> Assignment
Extract, from the records beneath this instruction, each line that contains the word "Reference".

> Supplied data
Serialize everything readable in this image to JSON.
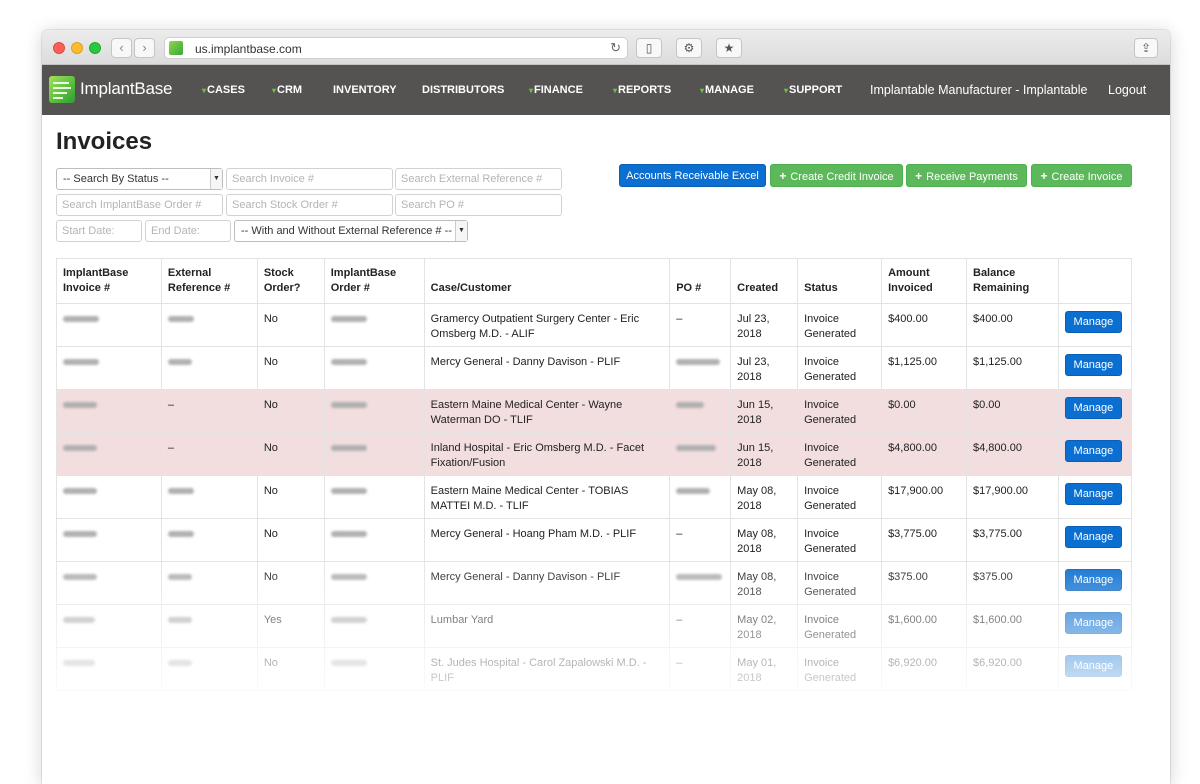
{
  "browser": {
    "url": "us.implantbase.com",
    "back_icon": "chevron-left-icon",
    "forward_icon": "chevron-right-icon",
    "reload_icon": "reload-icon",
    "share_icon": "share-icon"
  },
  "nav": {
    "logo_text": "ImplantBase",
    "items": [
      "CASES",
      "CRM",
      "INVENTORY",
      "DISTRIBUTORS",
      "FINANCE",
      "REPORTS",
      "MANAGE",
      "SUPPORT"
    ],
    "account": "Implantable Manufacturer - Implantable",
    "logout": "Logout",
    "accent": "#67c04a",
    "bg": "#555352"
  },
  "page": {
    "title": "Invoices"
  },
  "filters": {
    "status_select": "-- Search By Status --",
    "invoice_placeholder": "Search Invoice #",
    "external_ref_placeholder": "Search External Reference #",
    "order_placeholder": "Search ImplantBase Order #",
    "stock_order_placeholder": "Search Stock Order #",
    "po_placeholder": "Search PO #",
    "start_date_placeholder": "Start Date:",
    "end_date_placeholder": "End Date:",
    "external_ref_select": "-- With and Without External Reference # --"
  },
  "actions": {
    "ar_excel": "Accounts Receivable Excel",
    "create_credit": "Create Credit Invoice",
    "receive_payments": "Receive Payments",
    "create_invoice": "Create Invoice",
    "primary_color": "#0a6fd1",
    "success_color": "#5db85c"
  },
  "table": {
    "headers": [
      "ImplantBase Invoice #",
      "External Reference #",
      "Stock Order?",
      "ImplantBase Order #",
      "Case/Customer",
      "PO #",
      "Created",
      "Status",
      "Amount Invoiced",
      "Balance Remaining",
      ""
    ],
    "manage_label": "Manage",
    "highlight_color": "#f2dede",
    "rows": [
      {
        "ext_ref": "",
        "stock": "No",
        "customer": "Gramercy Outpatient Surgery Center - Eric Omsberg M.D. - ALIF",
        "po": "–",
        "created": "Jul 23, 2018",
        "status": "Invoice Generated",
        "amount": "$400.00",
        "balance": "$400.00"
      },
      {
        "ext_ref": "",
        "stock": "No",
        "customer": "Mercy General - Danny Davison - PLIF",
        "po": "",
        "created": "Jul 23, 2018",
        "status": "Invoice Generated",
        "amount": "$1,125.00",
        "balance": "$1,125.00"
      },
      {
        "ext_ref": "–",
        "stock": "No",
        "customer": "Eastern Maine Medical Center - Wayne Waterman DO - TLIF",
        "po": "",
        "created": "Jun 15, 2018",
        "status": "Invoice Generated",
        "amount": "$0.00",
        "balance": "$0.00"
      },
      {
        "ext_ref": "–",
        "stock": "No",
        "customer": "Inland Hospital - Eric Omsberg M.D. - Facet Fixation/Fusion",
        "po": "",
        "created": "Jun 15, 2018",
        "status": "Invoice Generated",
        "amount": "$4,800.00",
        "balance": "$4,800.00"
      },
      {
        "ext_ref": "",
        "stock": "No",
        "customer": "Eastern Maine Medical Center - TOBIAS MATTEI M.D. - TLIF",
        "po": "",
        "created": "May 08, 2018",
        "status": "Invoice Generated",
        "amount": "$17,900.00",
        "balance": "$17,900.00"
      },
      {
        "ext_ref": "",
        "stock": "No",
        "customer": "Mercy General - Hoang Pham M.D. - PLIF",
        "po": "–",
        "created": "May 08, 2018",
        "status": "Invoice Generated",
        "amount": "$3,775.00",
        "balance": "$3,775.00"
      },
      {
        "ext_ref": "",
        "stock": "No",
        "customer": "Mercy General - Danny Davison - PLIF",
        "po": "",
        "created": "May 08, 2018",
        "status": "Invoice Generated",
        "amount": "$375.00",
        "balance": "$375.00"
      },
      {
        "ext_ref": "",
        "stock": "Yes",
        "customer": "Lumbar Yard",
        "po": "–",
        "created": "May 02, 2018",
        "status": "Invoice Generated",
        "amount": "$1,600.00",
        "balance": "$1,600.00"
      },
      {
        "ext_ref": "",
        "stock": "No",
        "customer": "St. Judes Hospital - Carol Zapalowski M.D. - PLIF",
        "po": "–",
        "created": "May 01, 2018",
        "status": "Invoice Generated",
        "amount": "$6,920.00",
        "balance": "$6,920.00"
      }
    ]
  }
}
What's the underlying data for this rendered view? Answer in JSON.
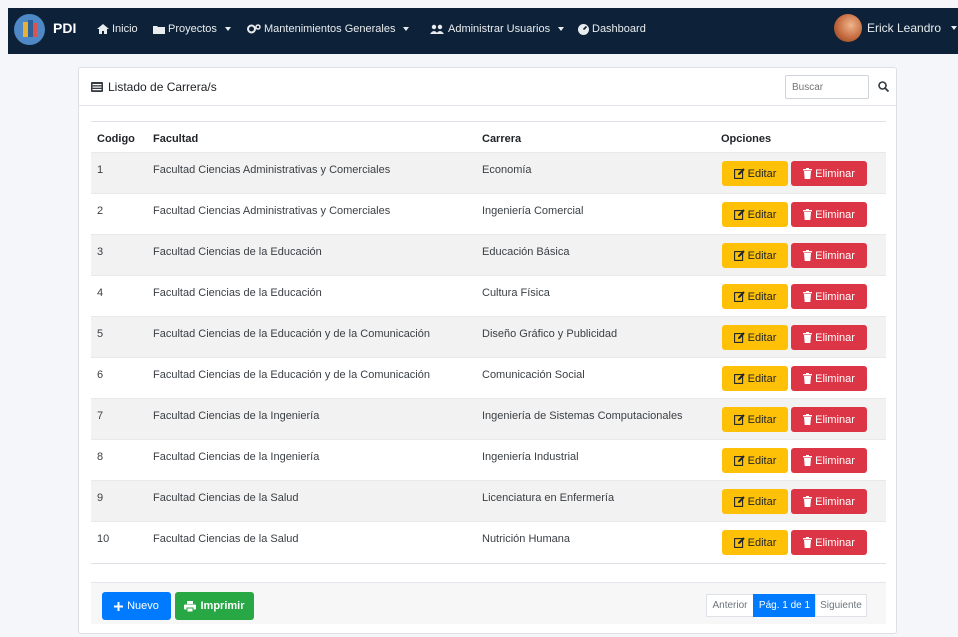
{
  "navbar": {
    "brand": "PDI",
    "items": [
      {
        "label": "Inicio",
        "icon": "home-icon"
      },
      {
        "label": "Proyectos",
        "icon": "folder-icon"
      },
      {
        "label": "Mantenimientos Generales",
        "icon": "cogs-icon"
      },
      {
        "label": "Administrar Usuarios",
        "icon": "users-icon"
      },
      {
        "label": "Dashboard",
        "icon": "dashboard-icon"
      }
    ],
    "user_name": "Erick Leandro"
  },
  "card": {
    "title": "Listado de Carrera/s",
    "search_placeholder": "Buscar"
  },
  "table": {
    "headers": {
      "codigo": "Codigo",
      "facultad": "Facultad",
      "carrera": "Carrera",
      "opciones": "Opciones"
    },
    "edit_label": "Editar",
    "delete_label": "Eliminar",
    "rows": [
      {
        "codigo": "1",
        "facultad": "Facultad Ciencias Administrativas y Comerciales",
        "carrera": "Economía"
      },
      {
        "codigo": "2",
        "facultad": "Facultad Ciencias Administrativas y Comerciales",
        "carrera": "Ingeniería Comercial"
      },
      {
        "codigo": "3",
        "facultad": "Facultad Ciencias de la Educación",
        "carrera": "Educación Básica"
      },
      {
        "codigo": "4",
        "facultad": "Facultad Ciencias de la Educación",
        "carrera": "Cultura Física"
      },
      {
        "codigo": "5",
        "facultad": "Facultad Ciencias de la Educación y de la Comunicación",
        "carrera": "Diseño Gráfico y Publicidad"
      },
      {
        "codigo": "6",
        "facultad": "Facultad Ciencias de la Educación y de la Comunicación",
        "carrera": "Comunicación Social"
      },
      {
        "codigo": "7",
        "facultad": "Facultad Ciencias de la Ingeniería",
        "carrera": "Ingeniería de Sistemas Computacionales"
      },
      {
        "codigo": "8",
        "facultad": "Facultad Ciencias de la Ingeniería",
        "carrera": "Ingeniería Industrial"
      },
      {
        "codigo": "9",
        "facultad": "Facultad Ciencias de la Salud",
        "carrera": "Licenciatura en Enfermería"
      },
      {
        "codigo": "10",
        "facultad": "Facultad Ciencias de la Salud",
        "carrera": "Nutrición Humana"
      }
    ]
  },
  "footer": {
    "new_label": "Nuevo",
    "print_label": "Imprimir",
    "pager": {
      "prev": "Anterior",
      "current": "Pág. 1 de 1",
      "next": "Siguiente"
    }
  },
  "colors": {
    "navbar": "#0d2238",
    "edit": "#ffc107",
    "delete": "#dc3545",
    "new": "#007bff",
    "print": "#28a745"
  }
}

> Exercise response
    "external_ref_placeholder": "Search External Reference #",
    "external_ref_select": "-- With and Without External Reference # --"
      "External Reference #",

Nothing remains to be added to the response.